We then begin our journey, driving slowly through the darkened back streets of Newport and Williamstown. I have a shocking sense of direction, so even though this is my home turf much of the time I didn’t know where we were. The first stop was our introduction to Grayson, an illuminated figure dancing on a darkened football pitch, “a little girl who lives between worlds” who has been waiting for us for “ten thousand two hundred and sixty-one years”. Grayson, we hear, wants to show us who she meets and what she sees. She wants you to know what it’s like to live in the “in-between”.
What follows is a series of encounters in different locations. The “in between” is a queer space where we find the lonely, the alone, the marginalised. Our characters are non-binary, often forlorn, sometimes joyous, sometimes mysteriously hostile. There’s a man running beside the road, carrying a luminous blue bag, eating a sandwich by a street sign. A white-robed figure running towards us along a path in the distance, followed by someone with a blindingly bright light. A delightful posse of dancing emus. Glimpses of a heartbroken lover, to the accompaniment of Adele’s Someone Like You.
The narrative ceases shortly after the introduction, and so we meet these visions in the context that is created for us, as well that created by our own imaginations. I found it almost completely enchanting, peering through misting-up windows at truck depots, chainlink fences, mysterious offices, wondering who was the performer, who was not. But some encounters would definitely frighten young children.
By the Williamstown Cemetery – a fairly spooky part of the suburb at the best of times – we pulled up beside a woman in a twinset and pillbox hat who was pouring milk from one bucket into to another. Then she approached the minibus and threw milk all over it. Shortly afterwards, our silent driver stopped and got out. We watched his lamp dwindling into the distance, silent, suddenly uneasy. Were we going to be abandoned here?
He eventually returned with a bucket and window washer, but this was the point when I thought, quite definitely, that this isn’t a show for young children: a feeling reinforced by another stop where several performers, standing in a row in a dark carpark, threw water bombs at the minibus. They sounded like rocks when they hit.
There were a couple of sublime moments when the everyday intersected with our strange journey through the in-between.

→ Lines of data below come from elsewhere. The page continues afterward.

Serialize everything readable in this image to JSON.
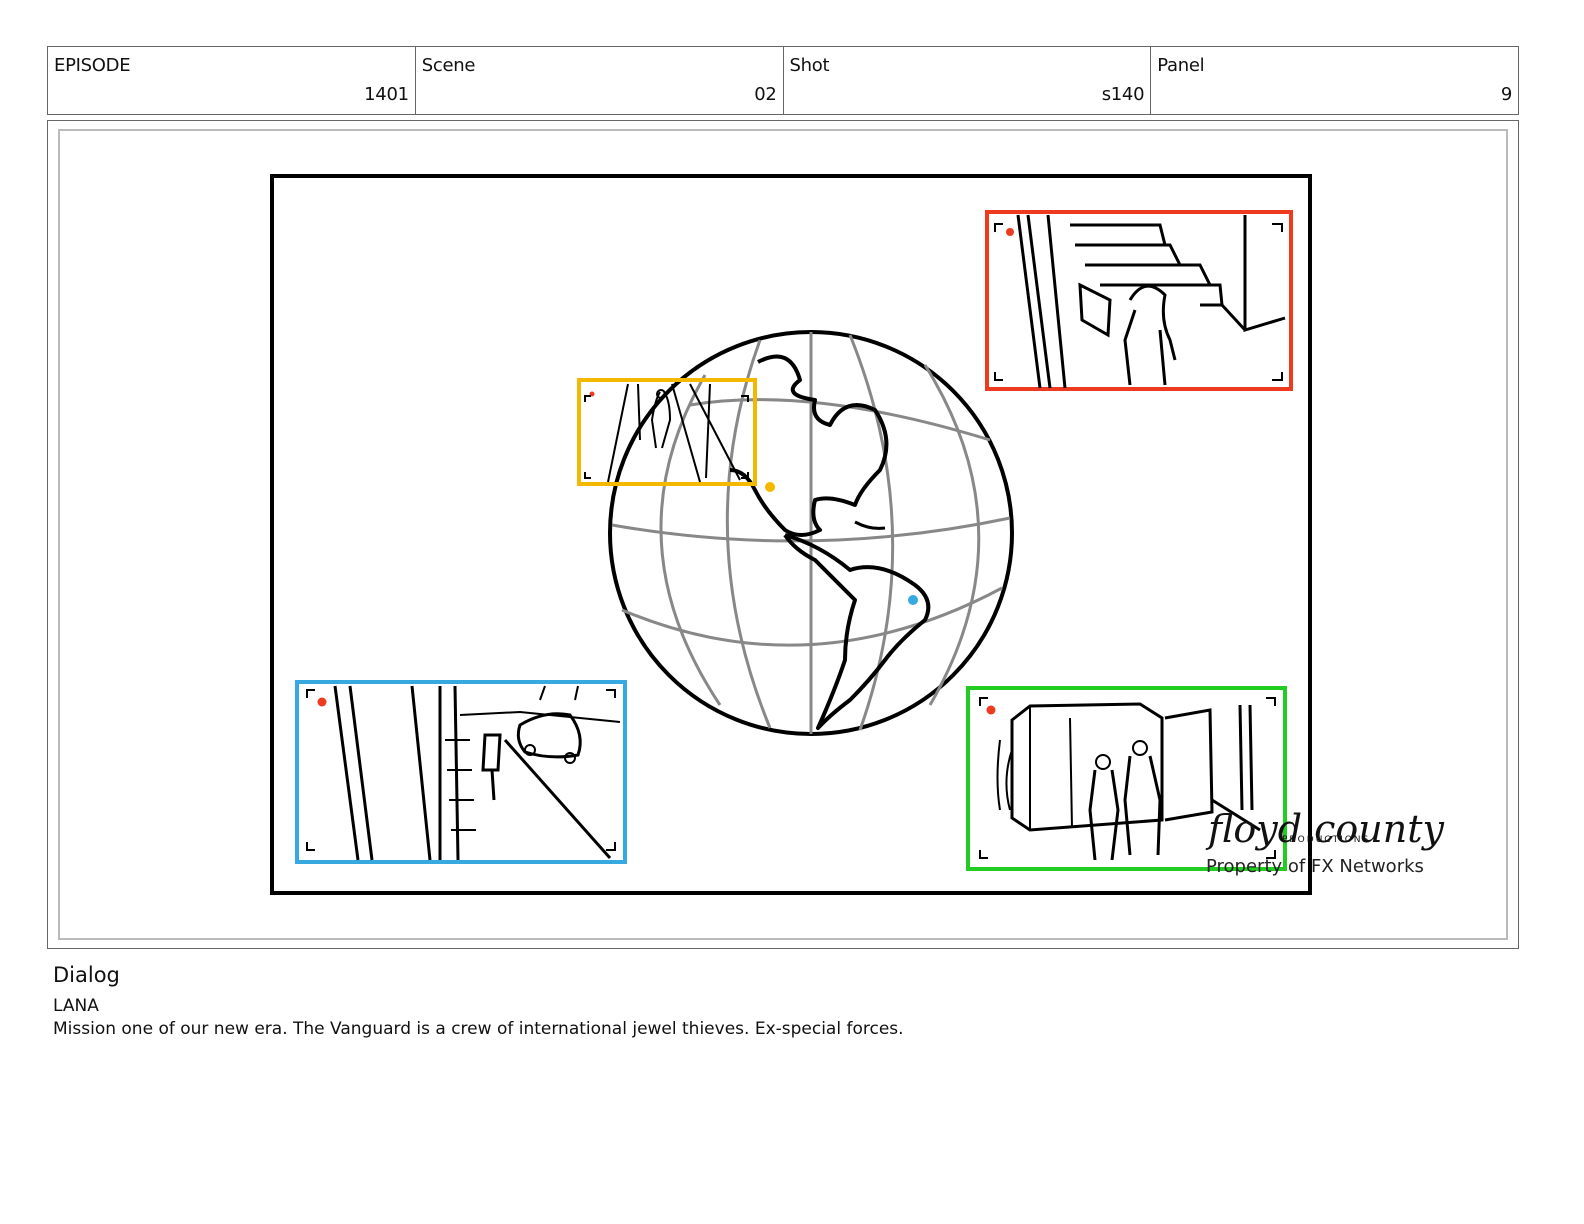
{
  "header": {
    "episode": {
      "label": "EPISODE",
      "value": "1401"
    },
    "scene": {
      "label": "Scene",
      "value": "02"
    },
    "shot": {
      "label": "Shot",
      "value": "s140"
    },
    "panel": {
      "label": "Panel",
      "value": "9"
    }
  },
  "panel_art": {
    "logo_text": "floyd county",
    "logo_subtext": "PRODUCTIONS",
    "watermark": "Property of FX Networks",
    "frame_colors": {
      "yellow": "#f5b800",
      "red": "#ee3a1e",
      "blue": "#36a9e1",
      "green": "#22cc22"
    }
  },
  "dialog": {
    "title": "Dialog",
    "speaker": "LANA",
    "line": "Mission one of our new era. The Vanguard is a crew of international jewel thieves. Ex-special forces."
  }
}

Two patrons exiting a gym stood with their mouths open as performers in costume pressed themselves against the mininus windows. And at one point a couple of police on patrol started following us. There was no doubt there was suspicious activity going on.
I adored this show, but the lack of narrative through most of it means it would be hard for young children to situate themselves safely in relation to some of these encounters, and children need to feel safe if their imaginations are to be given free reign.
Beyond convenience, there are good reasons why childrens’ books are sorted into age categories. I hated age divisions as a kid, but at least with a book, children can remove themselves from its reality if they find it too much. Not so when you’re strapped into a darkened minibus at night, even if you’re next to your favourite adult. Highly recommended, but in my view one for the 12-plus crowd.
This Is Grayson, written and directed by Davina Wright, music by Glynn Urquhart. Performed by Ross de Winter, Cazz Bainbridge, Davina Wright, Meredith Rogers, Claudia Nugent, Lachlan McColl, Glynn Urquhart and Xavier O’Shannessy. Presented by Gold Satino in association with The Substation, Newport. XS at Melbourne Fringe, until September 30. Bookings
This show is not accessible for anyone in a wheelchair